(ii)   the supply of goods or services to, or the acquisition of goods or services from, particular persons or classes of persons in particular circumstances or on particular conditions'

by all or any of the parties.

It is a defence to the exclusionary provision prohibition to demonstrate that the provision was entered into for the purpose of a joint venture and it does not have the purpose, effect or likely effect of substantially lessening competition (s 76C).

Certain secondary boycotts are also prohibited (sections 45D-45DD).

Note: The Harper Review Final Report has recommended that the separate prohibition of exclusionary provisions contained in s 45 be repealed.

 

The relevant legislation

The core prohibitions

Section 45 states (in part):

(2) A corporation shall not:

(a) make a contract or arrangement, or arrive at an understanding, if:

(i) the proposed contract, arrangement or understanding contains an exclusionary provision; or

...

(b) give effect to a provision of a contract, arrangement or understanding, whether the contract or arrangement was made, or the understanding was arrived at, before or after the commencement of this section, if that provision:

(i) is an exclusionary provision; or

Exclusionary provision

Exclusionary provision is defined in s 4D.

(1) A provision of a contract, arrangement or understanding, or of a proposed contract, arrangement or understanding, shall be taken to be an exclusionary provision for the purposes of this Act if:

(a) the contract or arrangement was made, or the understanding was arrived at, or the proposed contract or arrangement is to be made, or the proposed understanding is to be arrived at, between persons any 2 or more of whom are competitive with each other; and

(b) the provision has the purpose of preventing, restricting or limiting:

(i) the supply of goods or services to, or the acquisition of goods or services from, particular persons or classes of persons; or

(ii) the supply of goods or services to, or the acquisition of goods or services from, particular persons or classes of persons in particular circumstances or on particular conditions;

by all or any of the parties to the contract, arrangement or understanding or of the proposed parties to the proposed contract, arrangement or understanding or, if a party or proposed party is a body corporate, by a body corporate that is related to the body corporate.

(2) A person shall be deemed to be competitive with another person for the purposes of subsection (1) if, and only if, the first-mentioned person or a body corporate that is related to that person is, or is likely to be, or, but for the provision of any contract, arrangement or understanding or of any proposed contract, arrangement or understanding, would be, or would be likely to be, in competition with the other person, or with a body corporate that is related to the other person, in relation to the supply or acquisition of all or any of the goods or services to which the relevant provision of the contract, arrangement or understanding or of the proposed contract, arrangement or understanding relates.

 

Exceptions and anti-overlap

There are a number of exceptions to Part IV, including the cartel provisions.

The general Part IV exceptions are contained in section 51.

 

Authorisation

Parties may seek authorisation (on public benefit grounds) for proposed boycotts.

 

The history and future of the provision

History

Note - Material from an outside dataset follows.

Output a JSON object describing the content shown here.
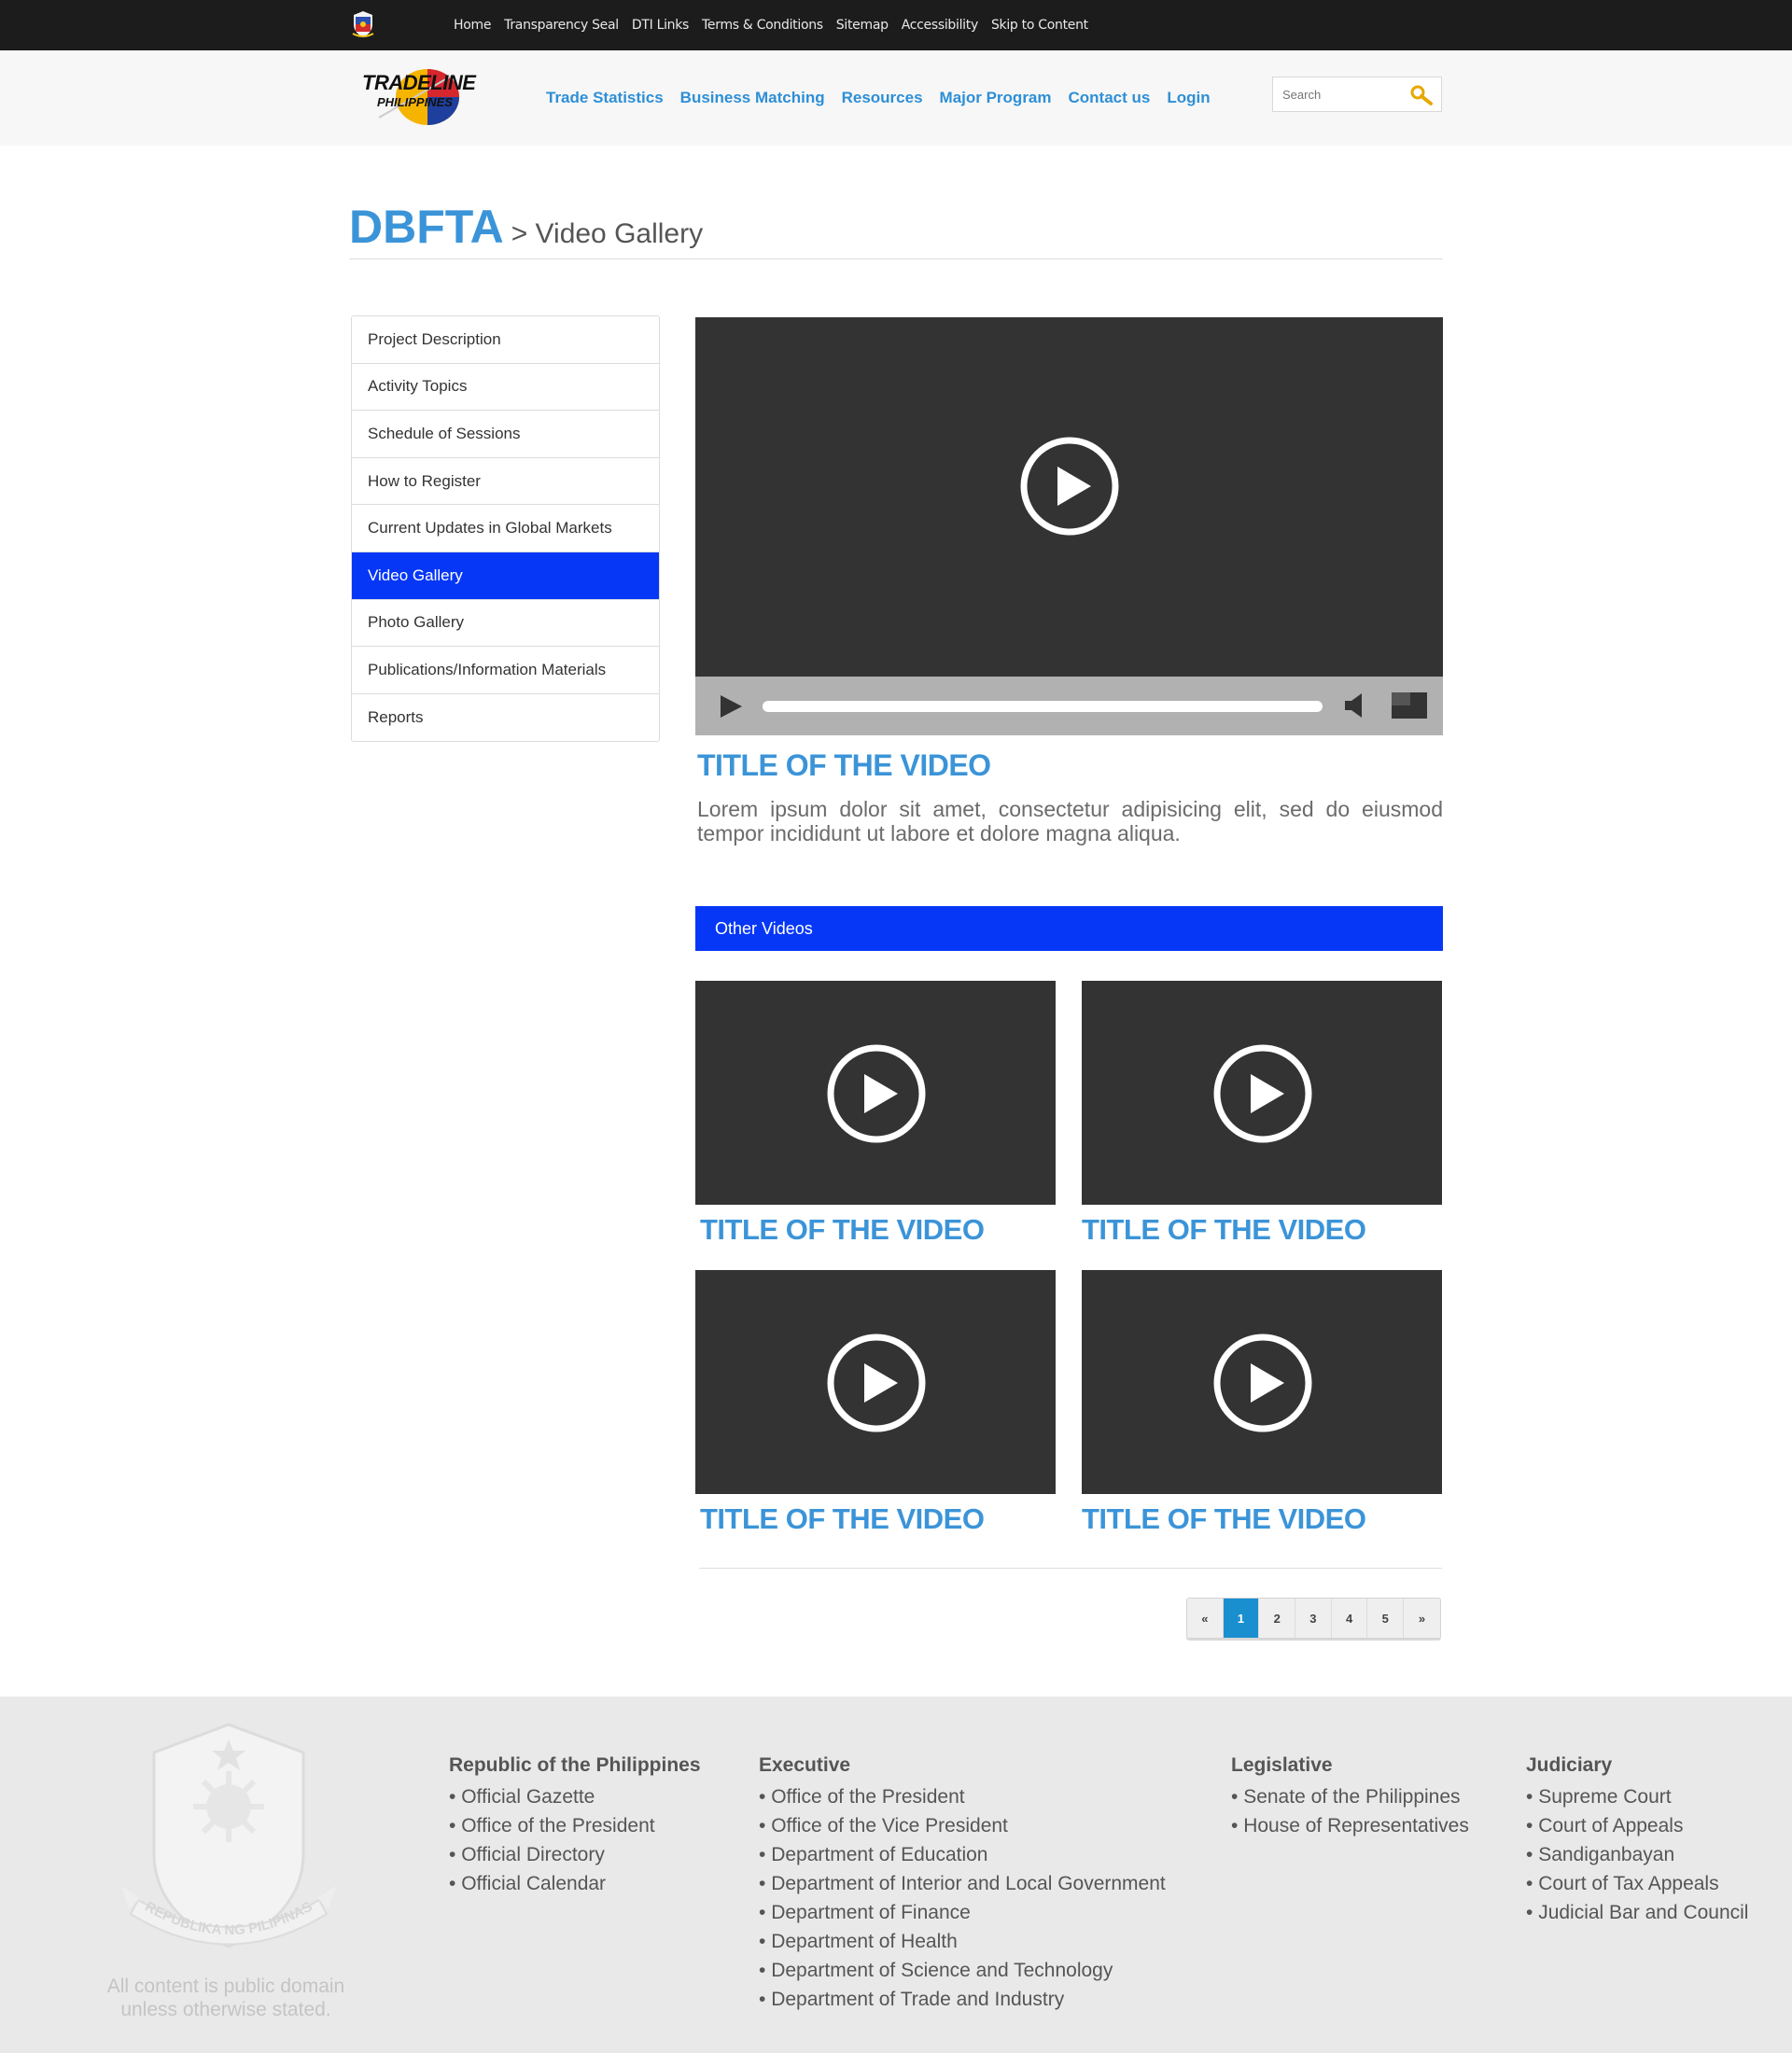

Details forthcoming

Future

The current Harper Review Final Report has recommended that the prohibition on exclusionary provisions currently contained in s 45 be repealed.

 

Penalties and remedies for contravention

Application may be made to the Federal Court for the following:

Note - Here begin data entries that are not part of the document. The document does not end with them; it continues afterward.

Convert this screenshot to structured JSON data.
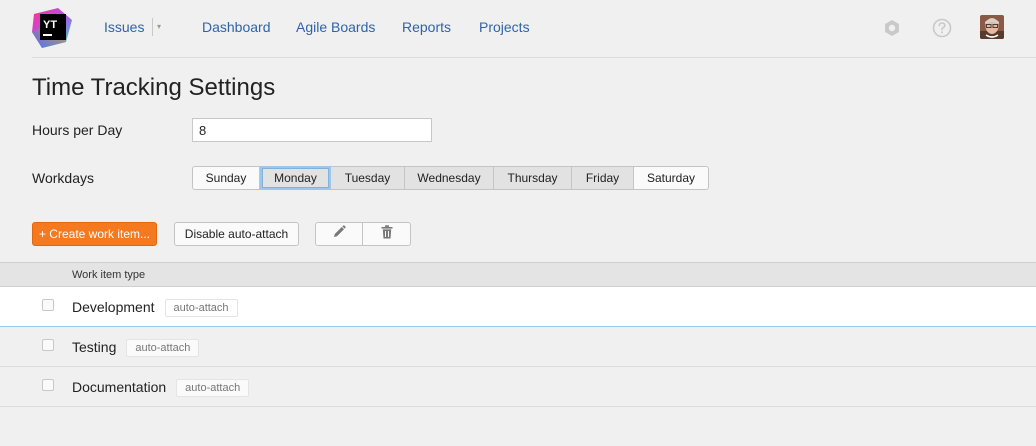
{
  "nav": {
    "issues": "Issues",
    "dashboard": "Dashboard",
    "agile_boards": "Agile Boards",
    "reports": "Reports",
    "projects": "Projects",
    "caret": "▾"
  },
  "logo": {
    "text": "YT"
  },
  "page": {
    "title": "Time Tracking Settings"
  },
  "form": {
    "hours_label": "Hours per Day",
    "hours_value": "8",
    "workdays_label": "Workdays"
  },
  "workdays": [
    {
      "label": "Sunday",
      "selected": false
    },
    {
      "label": "Monday",
      "selected": true
    },
    {
      "label": "Tuesday",
      "selected": true
    },
    {
      "label": "Wednesday",
      "selected": true
    },
    {
      "label": "Thursday",
      "selected": true
    },
    {
      "label": "Friday",
      "selected": true
    },
    {
      "label": "Saturday",
      "selected": false
    }
  ],
  "toolbar": {
    "create_label": "+ Create work item...",
    "disable_label": "Disable auto-attach"
  },
  "table": {
    "column_header": "Work item type",
    "rows": [
      {
        "name": "Development",
        "tag": "auto-attach"
      },
      {
        "name": "Testing",
        "tag": "auto-attach"
      },
      {
        "name": "Documentation",
        "tag": "auto-attach"
      }
    ]
  },
  "colors": {
    "accent": "#f5791f",
    "link": "#2f63a8",
    "focus": "#9cc7ea"
  },
  "icons": [
    "youtrack-logo",
    "gear-icon",
    "help-icon",
    "user-avatar",
    "pencil-icon",
    "trash-icon"
  ]
}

  • Injunction (section 80)
  • Pecuniary penalties for breach (section 76)
  • Divestiture (section 81)
  • Damages (by persons who suffer loss and damage as a result) (six year limitation period) (section 82)
  • Disqualification from directorship (section 86E)
  • Non-punitive orders (such as community service order) (section 86C)
  • Other orders (Court may make 'such orders as it thinks appropriate' (section 87)

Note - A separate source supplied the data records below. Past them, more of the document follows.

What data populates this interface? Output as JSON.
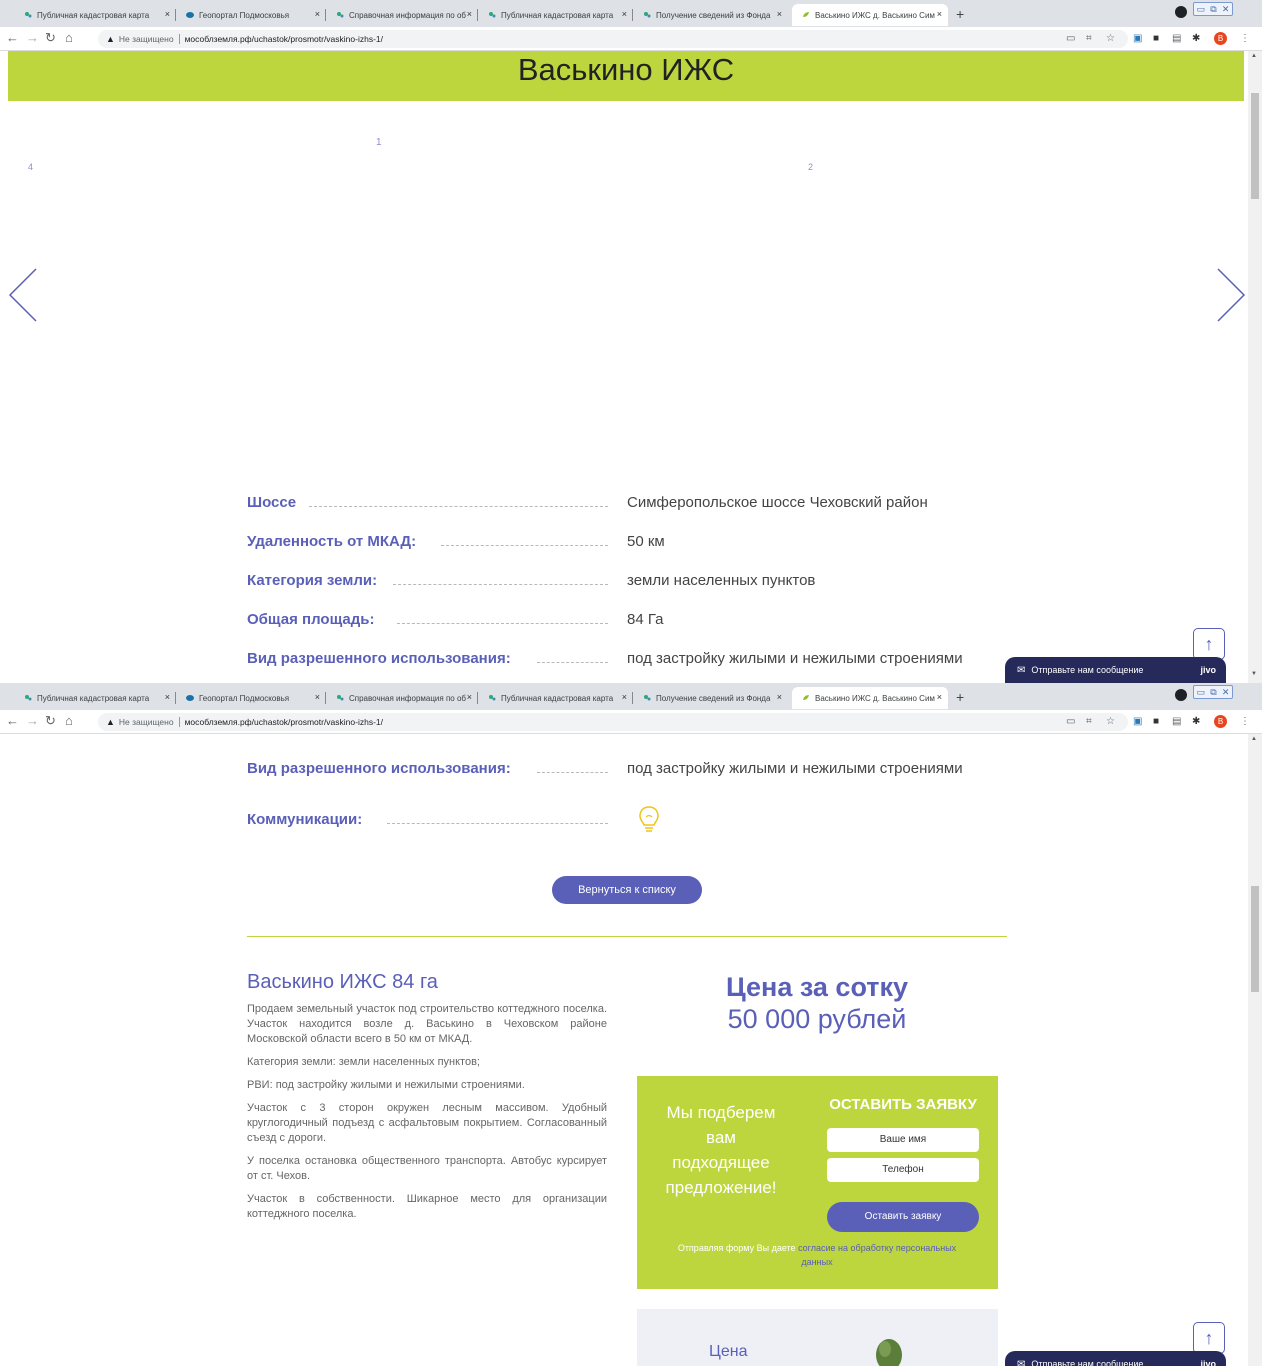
{
  "browser": {
    "tabs": [
      {
        "title": "Публичная кадастровая карта",
        "active": false
      },
      {
        "title": "Геопортал Подмосковья",
        "active": false
      },
      {
        "title": "Справочная информация по об",
        "active": false
      },
      {
        "title": "Публичная кадастровая карта",
        "active": false
      },
      {
        "title": "Получение сведений из Фонда",
        "active": false
      },
      {
        "title": "Васькино ИЖС д. Васькино Сим",
        "active": true
      }
    ],
    "close_glyph": "×",
    "new_tab_glyph": "+",
    "insecure_label": "Не защищено",
    "url": "мособлземля.рф/uchastok/prosmotr/vaskino-izhs-1/",
    "profile_initial": "В",
    "icons": [
      "back-icon",
      "forward-icon",
      "reload-icon",
      "home-icon",
      "warning-icon",
      "cast-icon",
      "translate-icon",
      "star-icon",
      "extensions-icon",
      "puzzle-icon"
    ]
  },
  "page": {
    "banner_title": "Васькино ИЖС",
    "slide_numbers": [
      "1",
      "4",
      "2"
    ],
    "properties": [
      {
        "label": "Шоссе",
        "value": "Симферопольское шоссе Чеховский район"
      },
      {
        "label": "Удаленность от МКАД:",
        "value": "50  км"
      },
      {
        "label": "Категория земли:",
        "value": "земли населенных пунктов"
      },
      {
        "label": "Общая площадь:",
        "value": "84  Га"
      },
      {
        "label": "Вид разрешенного использования:",
        "value": "под застройку жилыми и нежилыми строениями"
      },
      {
        "label": "Коммуникации:",
        "value": ""
      }
    ],
    "back_button": "Вернуться к списку",
    "description": {
      "title": "Васькино ИЖС 84 га",
      "paragraphs": [
        "Продаем земельный участок под строительство коттеджного поселка. Участок находится возле д. Васькино в Чеховском районе Московской области всего в 50 км от МКАД.",
        "Категория земли: земли населенных пунктов;",
        "РВИ: под застройку жилыми и нежилыми строениями.",
        "Участок с 3 сторон окружен лесным массивом. Удобный круглогодичный подъезд с асфальтовым покрытием. Согласованный съезд с дороги.",
        "У поселка остановка общественного транспорта. Автобус курсирует от ст. Чехов.",
        "Участок в собственности. Шикарное место для организации коттеджного поселка."
      ]
    },
    "price": {
      "line1": "Цена за сотку",
      "line2": "50 000 рублей"
    },
    "form": {
      "left_text": "Мы подберем вам подходящее предложение!",
      "title": "ОСТАВИТЬ ЗАЯВКУ",
      "name_placeholder": "Ваше имя",
      "phone_placeholder": "Телефон",
      "submit": "Оставить заявку",
      "consent_prefix": "Отправляя форму Вы даете",
      "consent_link": "согласие на обработку персональных данных"
    },
    "next_card_word": "Цена",
    "chat_widget": {
      "label": "Отправьте нам сообщение",
      "brand": "jivo"
    },
    "up_button_glyph": "↑",
    "colors": {
      "green": "#bdd63d",
      "purple": "#5a5fb8",
      "chat": "#262a5b"
    }
  }
}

View remedies page for more details.

 

Case law

Details about the key cases relating to anti-competitive agreements in Australia can be found on my separate cases page.

 

Commentary

For research and commentary on cartel law in Australia see the reading room.